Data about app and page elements

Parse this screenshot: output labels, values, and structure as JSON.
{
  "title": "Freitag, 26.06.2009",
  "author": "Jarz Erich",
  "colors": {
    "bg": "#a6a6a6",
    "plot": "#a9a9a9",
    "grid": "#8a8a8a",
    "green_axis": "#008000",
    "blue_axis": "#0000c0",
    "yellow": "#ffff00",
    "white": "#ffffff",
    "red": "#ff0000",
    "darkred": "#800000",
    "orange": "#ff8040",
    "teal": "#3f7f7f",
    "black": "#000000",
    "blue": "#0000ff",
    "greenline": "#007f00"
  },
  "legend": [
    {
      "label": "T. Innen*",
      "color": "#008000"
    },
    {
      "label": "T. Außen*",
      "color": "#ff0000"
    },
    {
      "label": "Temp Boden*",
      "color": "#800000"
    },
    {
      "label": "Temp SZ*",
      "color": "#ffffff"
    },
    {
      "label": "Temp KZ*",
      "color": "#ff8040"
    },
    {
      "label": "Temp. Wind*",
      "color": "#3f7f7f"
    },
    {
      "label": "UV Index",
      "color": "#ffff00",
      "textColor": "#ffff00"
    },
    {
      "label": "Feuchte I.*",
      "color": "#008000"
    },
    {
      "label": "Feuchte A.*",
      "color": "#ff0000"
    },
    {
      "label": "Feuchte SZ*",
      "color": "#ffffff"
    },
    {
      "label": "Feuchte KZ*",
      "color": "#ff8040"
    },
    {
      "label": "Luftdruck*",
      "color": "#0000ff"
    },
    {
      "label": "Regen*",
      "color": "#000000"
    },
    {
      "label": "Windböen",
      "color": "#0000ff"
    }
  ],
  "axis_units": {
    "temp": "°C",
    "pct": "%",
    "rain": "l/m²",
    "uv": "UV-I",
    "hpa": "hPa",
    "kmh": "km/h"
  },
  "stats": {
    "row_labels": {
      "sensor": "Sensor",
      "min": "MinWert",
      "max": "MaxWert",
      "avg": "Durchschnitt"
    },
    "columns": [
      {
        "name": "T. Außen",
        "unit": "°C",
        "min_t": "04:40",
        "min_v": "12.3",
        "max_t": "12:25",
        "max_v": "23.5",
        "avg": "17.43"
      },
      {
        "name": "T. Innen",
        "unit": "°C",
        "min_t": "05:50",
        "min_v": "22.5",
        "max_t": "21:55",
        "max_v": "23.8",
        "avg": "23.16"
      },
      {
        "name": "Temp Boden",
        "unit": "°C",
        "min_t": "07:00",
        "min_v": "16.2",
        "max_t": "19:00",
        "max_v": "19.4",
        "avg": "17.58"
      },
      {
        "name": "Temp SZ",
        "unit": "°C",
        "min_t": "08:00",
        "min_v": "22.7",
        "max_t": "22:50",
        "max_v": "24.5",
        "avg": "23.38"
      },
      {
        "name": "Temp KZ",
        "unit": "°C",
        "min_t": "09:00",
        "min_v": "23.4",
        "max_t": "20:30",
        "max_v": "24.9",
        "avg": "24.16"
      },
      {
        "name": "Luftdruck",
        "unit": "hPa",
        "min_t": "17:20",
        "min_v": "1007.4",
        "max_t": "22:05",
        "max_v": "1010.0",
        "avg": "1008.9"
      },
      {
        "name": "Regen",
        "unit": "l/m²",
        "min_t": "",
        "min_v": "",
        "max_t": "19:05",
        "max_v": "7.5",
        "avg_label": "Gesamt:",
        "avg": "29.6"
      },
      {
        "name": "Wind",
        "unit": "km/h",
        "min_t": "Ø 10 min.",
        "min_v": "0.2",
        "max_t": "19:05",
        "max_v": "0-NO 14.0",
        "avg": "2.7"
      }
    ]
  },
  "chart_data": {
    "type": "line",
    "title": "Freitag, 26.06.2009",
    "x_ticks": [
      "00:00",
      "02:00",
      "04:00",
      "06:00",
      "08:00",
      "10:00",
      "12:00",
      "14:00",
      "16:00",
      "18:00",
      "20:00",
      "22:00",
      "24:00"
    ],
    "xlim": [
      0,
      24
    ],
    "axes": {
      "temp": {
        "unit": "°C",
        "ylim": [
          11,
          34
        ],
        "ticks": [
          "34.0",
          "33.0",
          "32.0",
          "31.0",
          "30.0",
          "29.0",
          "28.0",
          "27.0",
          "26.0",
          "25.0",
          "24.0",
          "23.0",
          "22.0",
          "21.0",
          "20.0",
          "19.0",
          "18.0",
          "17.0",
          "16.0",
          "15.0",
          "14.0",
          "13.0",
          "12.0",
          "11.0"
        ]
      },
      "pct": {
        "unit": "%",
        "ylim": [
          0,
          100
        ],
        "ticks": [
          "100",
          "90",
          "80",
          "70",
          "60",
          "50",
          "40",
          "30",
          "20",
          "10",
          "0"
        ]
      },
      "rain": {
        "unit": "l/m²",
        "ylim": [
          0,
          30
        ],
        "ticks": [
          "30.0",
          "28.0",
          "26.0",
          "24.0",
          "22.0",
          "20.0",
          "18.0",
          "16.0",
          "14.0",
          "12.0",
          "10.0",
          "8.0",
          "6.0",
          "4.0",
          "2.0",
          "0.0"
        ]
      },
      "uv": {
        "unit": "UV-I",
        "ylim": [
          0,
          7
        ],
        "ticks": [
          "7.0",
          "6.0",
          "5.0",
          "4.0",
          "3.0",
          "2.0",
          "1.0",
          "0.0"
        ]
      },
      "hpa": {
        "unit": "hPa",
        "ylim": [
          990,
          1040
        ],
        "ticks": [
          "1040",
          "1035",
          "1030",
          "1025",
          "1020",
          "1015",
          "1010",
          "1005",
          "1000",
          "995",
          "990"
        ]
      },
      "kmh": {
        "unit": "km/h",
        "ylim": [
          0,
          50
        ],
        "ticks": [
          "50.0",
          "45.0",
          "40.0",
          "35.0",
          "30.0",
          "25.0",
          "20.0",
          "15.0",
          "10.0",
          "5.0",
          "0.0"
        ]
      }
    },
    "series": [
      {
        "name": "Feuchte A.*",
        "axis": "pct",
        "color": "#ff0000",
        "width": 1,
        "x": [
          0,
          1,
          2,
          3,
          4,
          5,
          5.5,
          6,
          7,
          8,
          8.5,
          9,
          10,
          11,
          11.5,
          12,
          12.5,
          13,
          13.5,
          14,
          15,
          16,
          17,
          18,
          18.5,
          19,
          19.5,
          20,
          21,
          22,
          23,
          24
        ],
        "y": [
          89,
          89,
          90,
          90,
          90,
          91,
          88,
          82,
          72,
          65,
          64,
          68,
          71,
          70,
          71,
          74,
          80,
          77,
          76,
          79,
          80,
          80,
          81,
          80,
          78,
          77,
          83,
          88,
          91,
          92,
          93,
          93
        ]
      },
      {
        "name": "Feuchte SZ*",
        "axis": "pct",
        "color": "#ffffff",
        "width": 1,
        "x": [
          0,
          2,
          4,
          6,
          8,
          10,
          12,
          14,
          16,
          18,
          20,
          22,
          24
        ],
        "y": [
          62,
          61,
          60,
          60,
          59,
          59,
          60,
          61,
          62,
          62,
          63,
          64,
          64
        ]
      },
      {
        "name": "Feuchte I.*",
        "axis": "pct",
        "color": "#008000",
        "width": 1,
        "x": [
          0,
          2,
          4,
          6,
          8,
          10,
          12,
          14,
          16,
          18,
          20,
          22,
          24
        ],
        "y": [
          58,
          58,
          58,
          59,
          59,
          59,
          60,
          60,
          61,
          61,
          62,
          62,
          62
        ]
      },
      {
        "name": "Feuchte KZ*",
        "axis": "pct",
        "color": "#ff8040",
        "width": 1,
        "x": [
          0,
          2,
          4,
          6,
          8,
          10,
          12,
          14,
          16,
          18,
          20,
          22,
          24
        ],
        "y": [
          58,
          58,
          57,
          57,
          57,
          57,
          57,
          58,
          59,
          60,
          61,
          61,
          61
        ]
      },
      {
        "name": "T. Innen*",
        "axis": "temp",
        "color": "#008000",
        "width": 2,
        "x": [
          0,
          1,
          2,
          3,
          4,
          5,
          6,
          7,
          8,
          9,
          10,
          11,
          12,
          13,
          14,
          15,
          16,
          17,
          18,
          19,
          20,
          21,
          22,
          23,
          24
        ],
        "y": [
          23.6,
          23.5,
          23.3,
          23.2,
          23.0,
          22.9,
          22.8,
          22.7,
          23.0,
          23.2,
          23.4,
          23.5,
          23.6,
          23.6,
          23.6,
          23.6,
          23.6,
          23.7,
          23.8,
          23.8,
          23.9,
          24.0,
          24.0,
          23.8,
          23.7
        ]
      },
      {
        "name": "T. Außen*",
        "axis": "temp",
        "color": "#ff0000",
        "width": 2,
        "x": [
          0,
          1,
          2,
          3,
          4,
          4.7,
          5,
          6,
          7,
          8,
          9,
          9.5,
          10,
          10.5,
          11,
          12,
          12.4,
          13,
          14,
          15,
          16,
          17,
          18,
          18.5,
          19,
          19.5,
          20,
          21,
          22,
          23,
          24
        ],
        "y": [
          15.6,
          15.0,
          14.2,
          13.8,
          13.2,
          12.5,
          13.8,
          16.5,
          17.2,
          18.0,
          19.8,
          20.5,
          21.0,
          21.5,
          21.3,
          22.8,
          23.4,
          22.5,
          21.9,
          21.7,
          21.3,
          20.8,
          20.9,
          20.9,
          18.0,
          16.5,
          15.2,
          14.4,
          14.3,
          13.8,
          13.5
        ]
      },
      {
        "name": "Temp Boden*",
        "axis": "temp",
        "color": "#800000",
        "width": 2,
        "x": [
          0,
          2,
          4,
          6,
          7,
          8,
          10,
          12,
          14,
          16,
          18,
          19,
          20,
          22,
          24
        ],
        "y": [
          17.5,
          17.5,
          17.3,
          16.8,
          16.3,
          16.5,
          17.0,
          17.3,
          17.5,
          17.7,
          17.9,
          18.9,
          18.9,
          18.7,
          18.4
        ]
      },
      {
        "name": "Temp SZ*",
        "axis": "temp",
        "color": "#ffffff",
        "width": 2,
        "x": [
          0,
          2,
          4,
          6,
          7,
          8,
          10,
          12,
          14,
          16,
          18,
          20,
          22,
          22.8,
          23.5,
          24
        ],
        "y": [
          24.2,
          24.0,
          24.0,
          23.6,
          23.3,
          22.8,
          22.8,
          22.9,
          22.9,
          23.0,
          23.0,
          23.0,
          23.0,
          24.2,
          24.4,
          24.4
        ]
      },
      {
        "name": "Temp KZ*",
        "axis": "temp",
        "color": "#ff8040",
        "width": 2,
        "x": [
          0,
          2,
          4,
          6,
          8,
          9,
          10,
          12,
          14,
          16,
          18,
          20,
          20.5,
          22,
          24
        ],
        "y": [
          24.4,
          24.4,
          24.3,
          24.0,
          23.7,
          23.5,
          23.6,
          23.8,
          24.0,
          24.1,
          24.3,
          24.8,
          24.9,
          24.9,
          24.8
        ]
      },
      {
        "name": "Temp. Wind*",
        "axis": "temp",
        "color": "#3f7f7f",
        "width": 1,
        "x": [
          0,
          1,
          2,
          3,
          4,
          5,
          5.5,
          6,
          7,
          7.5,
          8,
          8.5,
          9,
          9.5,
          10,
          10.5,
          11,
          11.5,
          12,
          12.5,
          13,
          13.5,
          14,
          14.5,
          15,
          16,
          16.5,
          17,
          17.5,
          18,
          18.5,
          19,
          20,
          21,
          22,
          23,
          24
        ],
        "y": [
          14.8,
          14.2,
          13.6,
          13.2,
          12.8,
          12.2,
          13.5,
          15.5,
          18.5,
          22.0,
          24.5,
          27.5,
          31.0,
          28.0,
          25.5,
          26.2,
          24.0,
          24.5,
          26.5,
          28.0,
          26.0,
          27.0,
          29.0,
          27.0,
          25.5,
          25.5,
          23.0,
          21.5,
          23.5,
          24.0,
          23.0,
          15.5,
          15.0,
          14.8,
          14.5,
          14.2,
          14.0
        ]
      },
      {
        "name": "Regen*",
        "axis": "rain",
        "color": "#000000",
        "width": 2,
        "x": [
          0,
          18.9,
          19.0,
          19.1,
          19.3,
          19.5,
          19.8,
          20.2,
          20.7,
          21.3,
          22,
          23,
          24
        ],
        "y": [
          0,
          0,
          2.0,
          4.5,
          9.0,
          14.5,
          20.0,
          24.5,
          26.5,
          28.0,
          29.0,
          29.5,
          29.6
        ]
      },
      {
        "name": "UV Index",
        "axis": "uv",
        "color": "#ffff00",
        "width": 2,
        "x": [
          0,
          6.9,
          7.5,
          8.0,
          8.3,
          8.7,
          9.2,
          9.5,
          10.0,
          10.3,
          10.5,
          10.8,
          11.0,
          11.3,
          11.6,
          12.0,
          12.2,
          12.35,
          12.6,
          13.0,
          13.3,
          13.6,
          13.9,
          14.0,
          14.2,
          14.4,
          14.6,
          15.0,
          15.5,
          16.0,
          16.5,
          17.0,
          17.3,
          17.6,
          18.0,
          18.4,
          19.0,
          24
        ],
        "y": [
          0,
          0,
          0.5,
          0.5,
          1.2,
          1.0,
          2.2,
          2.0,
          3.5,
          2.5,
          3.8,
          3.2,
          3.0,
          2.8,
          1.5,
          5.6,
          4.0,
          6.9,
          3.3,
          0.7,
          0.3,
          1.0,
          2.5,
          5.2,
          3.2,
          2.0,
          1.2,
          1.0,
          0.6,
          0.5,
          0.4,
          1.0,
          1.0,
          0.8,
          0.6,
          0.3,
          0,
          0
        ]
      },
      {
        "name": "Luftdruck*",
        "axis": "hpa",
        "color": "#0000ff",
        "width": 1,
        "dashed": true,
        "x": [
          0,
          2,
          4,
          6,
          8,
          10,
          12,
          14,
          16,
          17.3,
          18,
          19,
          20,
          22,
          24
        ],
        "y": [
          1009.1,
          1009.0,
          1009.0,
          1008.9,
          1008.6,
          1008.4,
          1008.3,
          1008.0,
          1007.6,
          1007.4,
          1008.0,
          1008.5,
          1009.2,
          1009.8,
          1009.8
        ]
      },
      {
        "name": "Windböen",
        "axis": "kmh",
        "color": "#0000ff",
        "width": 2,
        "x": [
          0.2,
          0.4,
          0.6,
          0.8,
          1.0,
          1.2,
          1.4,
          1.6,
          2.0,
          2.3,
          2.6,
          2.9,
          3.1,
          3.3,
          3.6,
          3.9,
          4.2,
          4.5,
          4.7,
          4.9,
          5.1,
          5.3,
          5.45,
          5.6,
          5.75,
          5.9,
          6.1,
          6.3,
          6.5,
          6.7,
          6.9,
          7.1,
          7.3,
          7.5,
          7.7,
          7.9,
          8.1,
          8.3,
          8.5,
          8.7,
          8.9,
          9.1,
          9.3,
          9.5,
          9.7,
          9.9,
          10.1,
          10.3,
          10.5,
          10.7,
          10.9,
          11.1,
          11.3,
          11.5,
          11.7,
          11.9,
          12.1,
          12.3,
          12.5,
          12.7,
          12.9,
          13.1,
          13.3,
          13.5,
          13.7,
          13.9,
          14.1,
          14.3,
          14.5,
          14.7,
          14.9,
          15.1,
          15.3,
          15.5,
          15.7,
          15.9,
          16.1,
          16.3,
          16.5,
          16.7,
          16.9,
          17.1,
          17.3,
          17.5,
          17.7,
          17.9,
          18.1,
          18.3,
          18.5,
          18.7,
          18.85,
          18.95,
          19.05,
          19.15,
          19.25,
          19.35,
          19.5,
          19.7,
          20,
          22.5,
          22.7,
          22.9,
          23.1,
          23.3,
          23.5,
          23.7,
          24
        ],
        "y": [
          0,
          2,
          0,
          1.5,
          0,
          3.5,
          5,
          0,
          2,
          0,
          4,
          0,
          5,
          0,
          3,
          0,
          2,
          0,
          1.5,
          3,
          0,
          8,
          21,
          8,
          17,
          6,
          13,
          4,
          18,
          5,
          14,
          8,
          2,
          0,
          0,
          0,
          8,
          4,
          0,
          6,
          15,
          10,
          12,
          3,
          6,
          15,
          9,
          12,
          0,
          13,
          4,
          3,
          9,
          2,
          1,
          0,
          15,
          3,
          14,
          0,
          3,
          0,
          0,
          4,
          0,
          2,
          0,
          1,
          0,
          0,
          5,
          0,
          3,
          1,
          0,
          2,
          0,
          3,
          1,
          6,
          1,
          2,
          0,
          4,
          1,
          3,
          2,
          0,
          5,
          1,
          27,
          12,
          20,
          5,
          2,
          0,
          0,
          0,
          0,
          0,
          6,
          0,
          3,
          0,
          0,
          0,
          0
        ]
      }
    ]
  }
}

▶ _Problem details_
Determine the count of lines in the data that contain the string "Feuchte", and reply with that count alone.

▶ _Solution for this problem_
8